* WHAT IS EXPECTED: Every record below must be returned exactly as it was received.

* SOURCE INFORMATION:
=== Begin Enclosure ===
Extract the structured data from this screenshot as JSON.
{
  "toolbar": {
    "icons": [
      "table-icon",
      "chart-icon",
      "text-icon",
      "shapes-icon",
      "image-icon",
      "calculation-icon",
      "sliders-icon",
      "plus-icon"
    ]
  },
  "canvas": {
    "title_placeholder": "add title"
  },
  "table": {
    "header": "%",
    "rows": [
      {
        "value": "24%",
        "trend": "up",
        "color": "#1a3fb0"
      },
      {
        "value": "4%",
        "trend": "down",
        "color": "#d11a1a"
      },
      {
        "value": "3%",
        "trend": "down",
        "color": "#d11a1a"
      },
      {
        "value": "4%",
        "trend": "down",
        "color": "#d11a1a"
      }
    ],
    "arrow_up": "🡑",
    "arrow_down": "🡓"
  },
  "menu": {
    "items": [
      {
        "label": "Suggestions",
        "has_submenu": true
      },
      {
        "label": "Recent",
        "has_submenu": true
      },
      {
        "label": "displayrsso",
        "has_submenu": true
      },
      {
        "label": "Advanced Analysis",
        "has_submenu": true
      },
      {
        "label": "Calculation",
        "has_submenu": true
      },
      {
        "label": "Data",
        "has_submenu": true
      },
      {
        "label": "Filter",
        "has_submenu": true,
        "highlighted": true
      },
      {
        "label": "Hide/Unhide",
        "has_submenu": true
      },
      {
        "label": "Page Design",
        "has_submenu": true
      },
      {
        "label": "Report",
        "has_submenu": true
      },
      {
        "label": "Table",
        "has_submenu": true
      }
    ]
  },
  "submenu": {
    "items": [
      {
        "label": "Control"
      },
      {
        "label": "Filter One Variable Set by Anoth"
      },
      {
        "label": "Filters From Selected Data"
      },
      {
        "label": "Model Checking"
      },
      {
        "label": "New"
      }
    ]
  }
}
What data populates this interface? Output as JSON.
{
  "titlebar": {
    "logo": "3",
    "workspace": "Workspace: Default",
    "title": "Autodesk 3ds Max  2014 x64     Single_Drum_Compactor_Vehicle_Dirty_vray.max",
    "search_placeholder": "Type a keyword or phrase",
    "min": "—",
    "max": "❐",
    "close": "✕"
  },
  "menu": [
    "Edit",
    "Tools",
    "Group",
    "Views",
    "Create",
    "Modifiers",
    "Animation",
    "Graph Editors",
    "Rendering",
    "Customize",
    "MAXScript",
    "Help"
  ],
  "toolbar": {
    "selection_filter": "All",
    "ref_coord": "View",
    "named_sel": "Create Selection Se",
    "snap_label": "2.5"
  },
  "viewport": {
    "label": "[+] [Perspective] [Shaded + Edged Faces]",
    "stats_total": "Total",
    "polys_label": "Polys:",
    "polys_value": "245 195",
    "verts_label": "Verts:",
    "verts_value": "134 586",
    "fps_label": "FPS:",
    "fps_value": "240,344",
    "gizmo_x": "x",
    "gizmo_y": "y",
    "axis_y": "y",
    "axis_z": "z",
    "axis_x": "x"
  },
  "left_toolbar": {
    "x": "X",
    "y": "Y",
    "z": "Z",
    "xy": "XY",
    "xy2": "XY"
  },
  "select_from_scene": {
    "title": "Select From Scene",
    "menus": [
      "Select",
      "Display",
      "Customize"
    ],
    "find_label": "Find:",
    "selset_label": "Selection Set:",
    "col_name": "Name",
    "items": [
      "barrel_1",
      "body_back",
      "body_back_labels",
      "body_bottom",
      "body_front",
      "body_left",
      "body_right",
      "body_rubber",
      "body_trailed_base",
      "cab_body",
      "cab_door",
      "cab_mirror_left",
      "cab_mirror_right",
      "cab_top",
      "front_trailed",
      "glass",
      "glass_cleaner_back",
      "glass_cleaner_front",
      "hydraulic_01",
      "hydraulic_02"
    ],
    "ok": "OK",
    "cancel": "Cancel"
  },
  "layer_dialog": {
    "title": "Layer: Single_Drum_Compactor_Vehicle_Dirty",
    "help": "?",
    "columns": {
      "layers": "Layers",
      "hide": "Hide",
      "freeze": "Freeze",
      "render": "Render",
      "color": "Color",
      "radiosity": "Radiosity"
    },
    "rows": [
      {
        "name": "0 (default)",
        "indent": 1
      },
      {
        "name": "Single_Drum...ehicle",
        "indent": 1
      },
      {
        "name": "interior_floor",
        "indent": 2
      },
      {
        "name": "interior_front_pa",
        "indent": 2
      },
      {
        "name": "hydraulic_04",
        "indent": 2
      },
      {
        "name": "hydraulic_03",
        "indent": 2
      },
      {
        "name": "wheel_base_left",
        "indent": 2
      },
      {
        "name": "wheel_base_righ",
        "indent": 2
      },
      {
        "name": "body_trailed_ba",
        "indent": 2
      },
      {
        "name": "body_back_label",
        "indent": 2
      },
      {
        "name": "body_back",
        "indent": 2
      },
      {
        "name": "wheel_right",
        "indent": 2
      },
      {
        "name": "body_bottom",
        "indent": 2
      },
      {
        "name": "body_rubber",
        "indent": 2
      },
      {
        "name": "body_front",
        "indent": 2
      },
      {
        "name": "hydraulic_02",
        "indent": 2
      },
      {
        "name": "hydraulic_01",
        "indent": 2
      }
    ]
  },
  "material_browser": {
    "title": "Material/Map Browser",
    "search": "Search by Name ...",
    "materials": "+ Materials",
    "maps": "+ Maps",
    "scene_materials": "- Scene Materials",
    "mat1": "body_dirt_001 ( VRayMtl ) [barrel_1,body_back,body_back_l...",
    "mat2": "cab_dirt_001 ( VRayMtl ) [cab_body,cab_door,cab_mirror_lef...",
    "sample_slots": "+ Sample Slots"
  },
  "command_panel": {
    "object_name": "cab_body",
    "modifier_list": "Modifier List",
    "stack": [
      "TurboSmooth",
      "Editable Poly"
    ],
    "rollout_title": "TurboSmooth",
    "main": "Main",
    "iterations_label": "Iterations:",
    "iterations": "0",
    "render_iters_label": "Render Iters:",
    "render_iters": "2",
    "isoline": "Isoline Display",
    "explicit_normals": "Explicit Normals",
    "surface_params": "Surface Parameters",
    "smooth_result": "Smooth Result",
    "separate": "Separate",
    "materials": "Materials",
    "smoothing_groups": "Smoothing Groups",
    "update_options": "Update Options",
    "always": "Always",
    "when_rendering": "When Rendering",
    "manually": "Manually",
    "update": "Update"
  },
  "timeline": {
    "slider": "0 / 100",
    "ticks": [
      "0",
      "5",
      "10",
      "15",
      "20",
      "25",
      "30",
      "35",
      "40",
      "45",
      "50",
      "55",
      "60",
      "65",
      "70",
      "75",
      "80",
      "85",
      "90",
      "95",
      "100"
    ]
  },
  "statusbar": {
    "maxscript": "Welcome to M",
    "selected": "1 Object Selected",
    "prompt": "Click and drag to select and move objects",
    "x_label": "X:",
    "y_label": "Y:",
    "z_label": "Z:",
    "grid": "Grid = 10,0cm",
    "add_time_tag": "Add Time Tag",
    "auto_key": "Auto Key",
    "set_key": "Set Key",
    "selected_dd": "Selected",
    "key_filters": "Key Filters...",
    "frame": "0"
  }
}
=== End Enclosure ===
* RESPONSE TO THE TASK:
Extract the structured data from this screenshot as JSON.
{
  "toolbar": {
    "icons": [
      "table-icon",
      "chart-icon",
      "text-icon",
      "shapes-icon",
      "image-icon",
      "calculation-icon",
      "sliders-icon",
      "plus-icon"
    ]
  },
  "canvas": {
    "title_placeholder": "add title"
  },
  "table": {
    "header": "%",
    "rows": [
      {
        "value": "24%",
        "trend": "up",
        "color": "#1a3fb0"
      },
      {
        "value": "4%",
        "trend": "down",
        "color": "#d11a1a"
      },
      {
        "value": "3%",
        "trend": "down",
        "color": "#d11a1a"
      },
      {
        "value": "4%",
        "trend": "down",
        "color": "#d11a1a"
      }
    ],
    "arrow_up": "🡑",
    "arrow_down": "🡓"
  },
  "menu": {
    "items": [
      {
        "label": "Suggestions",
        "has_submenu": true
      },
      {
        "label": "Recent",
        "has_submenu": true
      },
      {
        "label": "displayrsso",
        "has_submenu": true
      },
      {
        "label": "Advanced Analysis",
        "has_submenu": true
      },
      {
        "label": "Calculation",
        "has_submenu": true
      },
      {
        "label": "Data",
        "has_submenu": true
      },
      {
        "label": "Filter",
        "has_submenu": true,
        "highlighted": true
      },
      {
        "label": "Hide/Unhide",
        "has_submenu": true
      },
      {
        "label": "Page Design",
        "has_submenu": true
      },
      {
        "label": "Report",
        "has_submenu": true
      },
      {
        "label": "Table",
        "has_submenu": true
      }
    ]
  },
  "submenu": {
    "items": [
      {
        "label": "Control"
      },
      {
        "label": "Filter One Variable Set by Anoth"
      },
      {
        "label": "Filters From Selected Data"
      },
      {
        "label": "Model Checking"
      },
      {
        "label": "New"
      }
    ]
  }
}
What data populates this interface? Output as JSON.
{
  "titlebar": {
    "logo": "3",
    "workspace": "Workspace: Default",
    "title": "Autodesk 3ds Max  2014 x64     Single_Drum_Compactor_Vehicle_Dirty_vray.max",
    "search_placeholder": "Type a keyword or phrase",
    "min": "—",
    "max": "❐",
    "close": "✕"
  },
  "menu": [
    "Edit",
    "Tools",
    "Group",
    "Views",
    "Create",
    "Modifiers",
    "Animation",
    "Graph Editors",
    "Rendering",
    "Customize",
    "MAXScript",
    "Help"
  ],
  "toolbar": {
    "selection_filter": "All",
    "ref_coord": "View",
    "named_sel": "Create Selection Se",
    "snap_label": "2.5"
  },
  "viewport": {
    "label": "[+] [Perspective] [Shaded + Edged Faces]",
    "stats_total": "Total",
    "polys_label": "Polys:",
    "polys_value": "245 195",
    "verts_label": "Verts:",
    "verts_value": "134 586",
    "fps_label": "FPS:",
    "fps_value": "240,344",
    "gizmo_x": "x",
    "gizmo_y": "y",
    "axis_y": "y",
    "axis_z": "z",
    "axis_x": "x"
  },
  "left_toolbar": {
    "x": "X",
    "y": "Y",
    "z": "Z",
    "xy": "XY",
    "xy2": "XY"
  },
  "select_from_scene": {
    "title": "Select From Scene",
    "menus": [
      "Select",
      "Display",
      "Customize"
    ],
    "find_label": "Find:",
    "selset_label": "Selection Set:",
    "col_name": "Name",
    "items": [
      "barrel_1",
      "body_back",
      "body_back_labels",
      "body_bottom",
      "body_front",
      "body_left",
      "body_right",
      "body_rubber",
      "body_trailed_base",
      "cab_body",
      "cab_door",
      "cab_mirror_left",
      "cab_mirror_right",
      "cab_top",
      "front_trailed",
      "glass",
      "glass_cleaner_back",
      "glass_cleaner_front",
      "hydraulic_01",
      "hydraulic_02"
    ],
    "ok": "OK",
    "cancel": "Cancel"
  },
  "layer_dialog": {
    "title": "Layer: Single_Drum_Compactor_Vehicle_Dirty",
    "help": "?",
    "columns": {
      "layers": "Layers",
      "hide": "Hide",
      "freeze": "Freeze",
      "render": "Render",
      "color": "Color",
      "radiosity": "Radiosity"
    },
    "rows": [
      {
        "name": "0 (default)",
        "indent": 1
      },
      {
        "name": "Single_Drum...ehicle",
        "indent": 1
      },
      {
        "name": "interior_floor",
        "indent": 2
      },
      {
        "name": "interior_front_pa",
        "indent": 2
      },
      {
        "name": "hydraulic_04",
        "indent": 2
      },
      {
        "name": "hydraulic_03",
        "indent": 2
      },
      {
        "name": "wheel_base_left",
        "indent": 2
      },
      {
        "name": "wheel_base_righ",
        "indent": 2
      },
      {
        "name": "body_trailed_ba",
        "indent": 2
      },
      {
        "name": "body_back_label",
        "indent": 2
      },
      {
        "name": "body_back",
        "indent": 2
      },
      {
        "name": "wheel_right",
        "indent": 2
      },
      {
        "name": "body_bottom",
        "indent": 2
      },
      {
        "name": "body_rubber",
        "indent": 2
      },
      {
        "name": "body_front",
        "indent": 2
      },
      {
        "name": "hydraulic_02",
        "indent": 2
      },
      {
        "name": "hydraulic_01",
        "indent": 2
      }
    ]
  },
  "material_browser": {
    "title": "Material/Map Browser",
    "search": "Search by Name ...",
    "materials": "+ Materials",
    "maps": "+ Maps",
    "scene_materials": "- Scene Materials",
    "mat1": "body_dirt_001 ( VRayMtl ) [barrel_1,body_back,body_back_l...",
    "mat2": "cab_dirt_001 ( VRayMtl ) [cab_body,cab_door,cab_mirror_lef...",
    "sample_slots": "+ Sample Slots"
  },
  "command_panel": {
    "object_name": "cab_body",
    "modifier_list": "Modifier List",
    "stack": [
      "TurboSmooth",
      "Editable Poly"
    ],
    "rollout_title": "TurboSmooth",
    "main": "Main",
    "iterations_label": "Iterations:",
    "iterations": "0",
    "render_iters_label": "Render Iters:",
    "render_iters": "2",
    "isoline": "Isoline Display",
    "explicit_normals": "Explicit Normals",
    "surface_params": "Surface Parameters",
    "smooth_result": "Smooth Result",
    "separate": "Separate",
    "materials": "Materials",
    "smoothing_groups": "Smoothing Groups",
    "update_options": "Update Options",
    "always": "Always",
    "when_rendering": "When Rendering",
    "manually": "Manually",
    "update": "Update"
  },
  "timeline": {
    "slider": "0 / 100",
    "ticks": [
      "0",
      "5",
      "10",
      "15",
      "20",
      "25",
      "30",
      "35",
      "40",
      "45",
      "50",
      "55",
      "60",
      "65",
      "70",
      "75",
      "80",
      "85",
      "90",
      "95",
      "100"
    ]
  },
  "statusbar": {
    "maxscript": "Welcome to M",
    "selected": "1 Object Selected",
    "prompt": "Click and drag to select and move objects",
    "x_label": "X:",
    "y_label": "Y:",
    "z_label": "Z:",
    "grid": "Grid = 10,0cm",
    "add_time_tag": "Add Time Tag",
    "auto_key": "Auto Key",
    "set_key": "Set Key",
    "selected_dd": "Selected",
    "key_filters": "Key Filters...",
    "frame": "0"
  }
}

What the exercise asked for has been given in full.